**Goal of the exercise:**
Reproduce all the entries precisely.

**Entries supplied:**
※ ※ ※

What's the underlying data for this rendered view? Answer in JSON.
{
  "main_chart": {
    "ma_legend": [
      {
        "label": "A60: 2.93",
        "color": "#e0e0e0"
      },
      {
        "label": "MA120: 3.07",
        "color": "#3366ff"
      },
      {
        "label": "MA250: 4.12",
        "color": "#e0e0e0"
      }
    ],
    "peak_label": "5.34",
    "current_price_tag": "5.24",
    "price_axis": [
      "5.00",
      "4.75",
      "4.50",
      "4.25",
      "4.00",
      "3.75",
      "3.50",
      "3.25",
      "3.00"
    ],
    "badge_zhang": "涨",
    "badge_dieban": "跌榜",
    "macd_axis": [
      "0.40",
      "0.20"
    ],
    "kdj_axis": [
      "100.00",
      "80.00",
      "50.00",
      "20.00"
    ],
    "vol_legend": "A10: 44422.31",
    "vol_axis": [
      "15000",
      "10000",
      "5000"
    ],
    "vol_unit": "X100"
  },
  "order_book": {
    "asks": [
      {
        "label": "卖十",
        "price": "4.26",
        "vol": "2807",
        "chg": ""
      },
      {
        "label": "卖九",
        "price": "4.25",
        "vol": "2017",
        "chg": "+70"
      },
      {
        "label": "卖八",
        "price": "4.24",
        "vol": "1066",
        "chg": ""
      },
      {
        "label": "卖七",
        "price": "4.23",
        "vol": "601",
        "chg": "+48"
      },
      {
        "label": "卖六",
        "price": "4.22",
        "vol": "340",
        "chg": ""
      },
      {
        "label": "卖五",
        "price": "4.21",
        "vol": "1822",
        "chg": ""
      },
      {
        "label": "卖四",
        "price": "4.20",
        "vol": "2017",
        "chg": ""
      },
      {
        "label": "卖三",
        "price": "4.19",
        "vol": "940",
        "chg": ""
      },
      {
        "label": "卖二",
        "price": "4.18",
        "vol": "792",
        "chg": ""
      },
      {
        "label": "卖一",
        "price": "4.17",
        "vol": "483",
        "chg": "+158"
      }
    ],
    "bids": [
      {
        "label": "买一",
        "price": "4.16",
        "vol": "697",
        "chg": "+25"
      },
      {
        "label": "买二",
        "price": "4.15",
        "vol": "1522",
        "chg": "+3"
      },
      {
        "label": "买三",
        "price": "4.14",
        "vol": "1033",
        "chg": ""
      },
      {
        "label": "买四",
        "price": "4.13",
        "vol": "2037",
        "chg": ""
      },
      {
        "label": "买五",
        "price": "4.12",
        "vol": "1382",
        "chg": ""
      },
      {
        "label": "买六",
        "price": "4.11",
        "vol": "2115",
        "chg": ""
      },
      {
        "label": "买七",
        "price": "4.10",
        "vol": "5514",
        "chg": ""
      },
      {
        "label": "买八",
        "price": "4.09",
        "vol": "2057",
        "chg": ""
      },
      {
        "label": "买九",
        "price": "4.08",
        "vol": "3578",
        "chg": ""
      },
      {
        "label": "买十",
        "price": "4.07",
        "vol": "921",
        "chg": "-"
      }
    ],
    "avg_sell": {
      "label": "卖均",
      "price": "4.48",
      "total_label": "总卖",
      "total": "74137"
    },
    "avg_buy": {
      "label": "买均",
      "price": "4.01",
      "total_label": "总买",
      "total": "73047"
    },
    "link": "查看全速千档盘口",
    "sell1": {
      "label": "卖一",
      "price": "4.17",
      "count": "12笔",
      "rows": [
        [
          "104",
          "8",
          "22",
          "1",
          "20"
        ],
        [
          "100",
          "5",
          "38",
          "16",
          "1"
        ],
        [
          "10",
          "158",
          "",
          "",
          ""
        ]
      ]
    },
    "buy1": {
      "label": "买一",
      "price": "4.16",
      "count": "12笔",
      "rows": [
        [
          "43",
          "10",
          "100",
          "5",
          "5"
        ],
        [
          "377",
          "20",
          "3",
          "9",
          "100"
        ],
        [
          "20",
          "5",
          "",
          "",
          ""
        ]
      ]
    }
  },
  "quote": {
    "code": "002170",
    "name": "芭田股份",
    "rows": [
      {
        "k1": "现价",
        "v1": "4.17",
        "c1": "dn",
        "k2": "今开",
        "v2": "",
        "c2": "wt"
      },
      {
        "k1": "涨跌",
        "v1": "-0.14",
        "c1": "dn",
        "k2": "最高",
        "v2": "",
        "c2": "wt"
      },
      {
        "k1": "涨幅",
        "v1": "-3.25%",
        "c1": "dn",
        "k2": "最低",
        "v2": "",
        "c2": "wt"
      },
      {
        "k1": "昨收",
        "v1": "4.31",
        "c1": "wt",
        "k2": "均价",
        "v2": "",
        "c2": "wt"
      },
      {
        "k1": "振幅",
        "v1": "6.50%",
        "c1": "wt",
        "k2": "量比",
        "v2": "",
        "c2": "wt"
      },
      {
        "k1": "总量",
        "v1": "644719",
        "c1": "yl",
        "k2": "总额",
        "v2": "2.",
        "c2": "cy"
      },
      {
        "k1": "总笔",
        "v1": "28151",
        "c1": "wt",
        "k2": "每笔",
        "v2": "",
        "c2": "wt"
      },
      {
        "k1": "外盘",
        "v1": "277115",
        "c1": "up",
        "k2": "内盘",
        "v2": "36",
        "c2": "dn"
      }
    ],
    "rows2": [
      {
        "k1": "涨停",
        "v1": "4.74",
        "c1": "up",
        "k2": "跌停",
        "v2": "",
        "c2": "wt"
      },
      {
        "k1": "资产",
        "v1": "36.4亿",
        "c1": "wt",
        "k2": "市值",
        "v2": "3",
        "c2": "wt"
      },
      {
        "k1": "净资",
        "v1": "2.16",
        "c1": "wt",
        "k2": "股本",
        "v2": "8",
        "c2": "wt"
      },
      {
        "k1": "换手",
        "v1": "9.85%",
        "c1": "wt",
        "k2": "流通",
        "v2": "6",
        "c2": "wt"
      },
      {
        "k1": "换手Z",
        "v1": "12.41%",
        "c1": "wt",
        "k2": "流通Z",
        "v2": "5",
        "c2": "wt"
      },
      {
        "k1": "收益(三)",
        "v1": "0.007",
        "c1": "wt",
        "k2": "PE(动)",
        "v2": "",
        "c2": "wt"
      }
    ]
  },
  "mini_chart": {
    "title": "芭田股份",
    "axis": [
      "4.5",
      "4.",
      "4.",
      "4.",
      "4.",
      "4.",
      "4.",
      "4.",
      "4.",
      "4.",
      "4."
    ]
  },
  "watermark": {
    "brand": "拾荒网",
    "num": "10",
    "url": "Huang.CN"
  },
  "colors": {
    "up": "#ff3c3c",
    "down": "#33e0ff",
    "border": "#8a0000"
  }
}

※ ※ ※

**Problem solution:**
What's the underlying data for this rendered view? Answer in JSON.
{
  "main_chart": {
    "ma_legend": [
      {
        "label": "A60: 2.93",
        "color": "#e0e0e0"
      },
      {
        "label": "MA120: 3.07",
        "color": "#3366ff"
      },
      {
        "label": "MA250: 4.12",
        "color": "#e0e0e0"
      }
    ],
    "peak_label": "5.34",
    "current_price_tag": "5.24",
    "price_axis": [
      "5.00",
      "4.75",
      "4.50",
      "4.25",
      "4.00",
      "3.75",
      "3.50",
      "3.25",
      "3.00"
    ],
    "badge_zhang": "涨",
    "badge_dieban": "跌榜",
    "macd_axis": [
      "0.40",
      "0.20"
    ],
    "kdj_axis": [
      "100.00",
      "80.00",
      "50.00",
      "20.00"
    ],
    "vol_legend": "A10: 44422.31",
    "vol_axis": [
      "15000",
      "10000",
      "5000"
    ],
    "vol_unit": "X100"
  },
  "order_book": {
    "asks": [
      {
        "label": "卖十",
        "price": "4.26",
        "vol": "2807",
        "chg": ""
      },
      {
        "label": "卖九",
        "price": "4.25",
        "vol": "2017",
        "chg": "+70"
      },
      {
        "label": "卖八",
        "price": "4.24",
        "vol": "1066",
        "chg": ""
      },
      {
        "label": "卖七",
        "price": "4.23",
        "vol": "601",
        "chg": "+48"
      },
      {
        "label": "卖六",
        "price": "4.22",
        "vol": "340",
        "chg": ""
      },
      {
        "label": "卖五",
        "price": "4.21",
        "vol": "1822",
        "chg": ""
      },
      {
        "label": "卖四",
        "price": "4.20",
        "vol": "2017",
        "chg": ""
      },
      {
        "label": "卖三",
        "price": "4.19",
        "vol": "940",
        "chg": ""
      },
      {
        "label": "卖二",
        "price": "4.18",
        "vol": "792",
        "chg": ""
      },
      {
        "label": "卖一",
        "price": "4.17",
        "vol": "483",
        "chg": "+158"
      }
    ],
    "bids": [
      {
        "label": "买一",
        "price": "4.16",
        "vol": "697",
        "chg": "+25"
      },
      {
        "label": "买二",
        "price": "4.15",
        "vol": "1522",
        "chg": "+3"
      },
      {
        "label": "买三",
        "price": "4.14",
        "vol": "1033",
        "chg": ""
      },
      {
        "label": "买四",
        "price": "4.13",
        "vol": "2037",
        "chg": ""
      },
      {
        "label": "买五",
        "price": "4.12",
        "vol": "1382",
        "chg": ""
      },
      {
        "label": "买六",
        "price": "4.11",
        "vol": "2115",
        "chg": ""
      },
      {
        "label": "买七",
        "price": "4.10",
        "vol": "5514",
        "chg": ""
      },
      {
        "label": "买八",
        "price": "4.09",
        "vol": "2057",
        "chg": ""
      },
      {
        "label": "买九",
        "price": "4.08",
        "vol": "3578",
        "chg": ""
      },
      {
        "label": "买十",
        "price": "4.07",
        "vol": "921",
        "chg": "-"
      }
    ],
    "avg_sell": {
      "label": "卖均",
      "price": "4.48",
      "total_label": "总卖",
      "total": "74137"
    },
    "avg_buy": {
      "label": "买均",
      "price": "4.01",
      "total_label": "总买",
      "total": "73047"
    },
    "link": "查看全速千档盘口",
    "sell1": {
      "label": "卖一",
      "price": "4.17",
      "count": "12笔",
      "rows": [
        [
          "104",
          "8",
          "22",
          "1",
          "20"
        ],
        [
          "100",
          "5",
          "38",
          "16",
          "1"
        ],
        [
          "10",
          "158",
          "",
          "",
          ""
        ]
      ]
    },
    "buy1": {
      "label": "买一",
      "price": "4.16",
      "count": "12笔",
      "rows": [
        [
          "43",
          "10",
          "100",
          "5",
          "5"
        ],
        [
          "377",
          "20",
          "3",
          "9",
          "100"
        ],
        [
          "20",
          "5",
          "",
          "",
          ""
        ]
      ]
    }
  },
  "quote": {
    "code": "002170",
    "name": "芭田股份",
    "rows": [
      {
        "k1": "现价",
        "v1": "4.17",
        "c1": "dn",
        "k2": "今开",
        "v2": "",
        "c2": "wt"
      },
      {
        "k1": "涨跌",
        "v1": "-0.14",
        "c1": "dn",
        "k2": "最高",
        "v2": "",
        "c2": "wt"
      },
      {
        "k1": "涨幅",
        "v1": "-3.25%",
        "c1": "dn",
        "k2": "最低",
        "v2": "",
        "c2": "wt"
      },
      {
        "k1": "昨收",
        "v1": "4.31",
        "c1": "wt",
        "k2": "均价",
        "v2": "",
        "c2": "wt"
      },
      {
        "k1": "振幅",
        "v1": "6.50%",
        "c1": "wt",
        "k2": "量比",
        "v2": "",
        "c2": "wt"
      },
      {
        "k1": "总量",
        "v1": "644719",
        "c1": "yl",
        "k2": "总额",
        "v2": "2.",
        "c2": "cy"
      },
      {
        "k1": "总笔",
        "v1": "28151",
        "c1": "wt",
        "k2": "每笔",
        "v2": "",
        "c2": "wt"
      },
      {
        "k1": "外盘",
        "v1": "277115",
        "c1": "up",
        "k2": "内盘",
        "v2": "36",
        "c2": "dn"
      }
    ],
    "rows2": [
      {
        "k1": "涨停",
        "v1": "4.74",
        "c1": "up",
        "k2": "跌停",
        "v2": "",
        "c2": "wt"
      },
      {
        "k1": "资产",
        "v1": "36.4亿",
        "c1": "wt",
        "k2": "市值",
        "v2": "3",
        "c2": "wt"
      },
      {
        "k1": "净资",
        "v1": "2.16",
        "c1": "wt",
        "k2": "股本",
        "v2": "8",
        "c2": "wt"
      },
      {
        "k1": "换手",
        "v1": "9.85%",
        "c1": "wt",
        "k2": "流通",
        "v2": "6",
        "c2": "wt"
      },
      {
        "k1": "换手Z",
        "v1": "12.41%",
        "c1": "wt",
        "k2": "流通Z",
        "v2": "5",
        "c2": "wt"
      },
      {
        "k1": "收益(三)",
        "v1": "0.007",
        "c1": "wt",
        "k2": "PE(动)",
        "v2": "",
        "c2": "wt"
      }
    ]
  },
  "mini_chart": {
    "title": "芭田股份",
    "axis": [
      "4.5",
      "4.",
      "4.",
      "4.",
      "4.",
      "4.",
      "4.",
      "4.",
      "4.",
      "4.",
      "4."
    ]
  },
  "watermark": {
    "brand": "拾荒网",
    "num": "10",
    "url": "Huang.CN"
  },
  "colors": {
    "up": "#ff3c3c",
    "down": "#33e0ff",
    "border": "#8a0000"
  }
}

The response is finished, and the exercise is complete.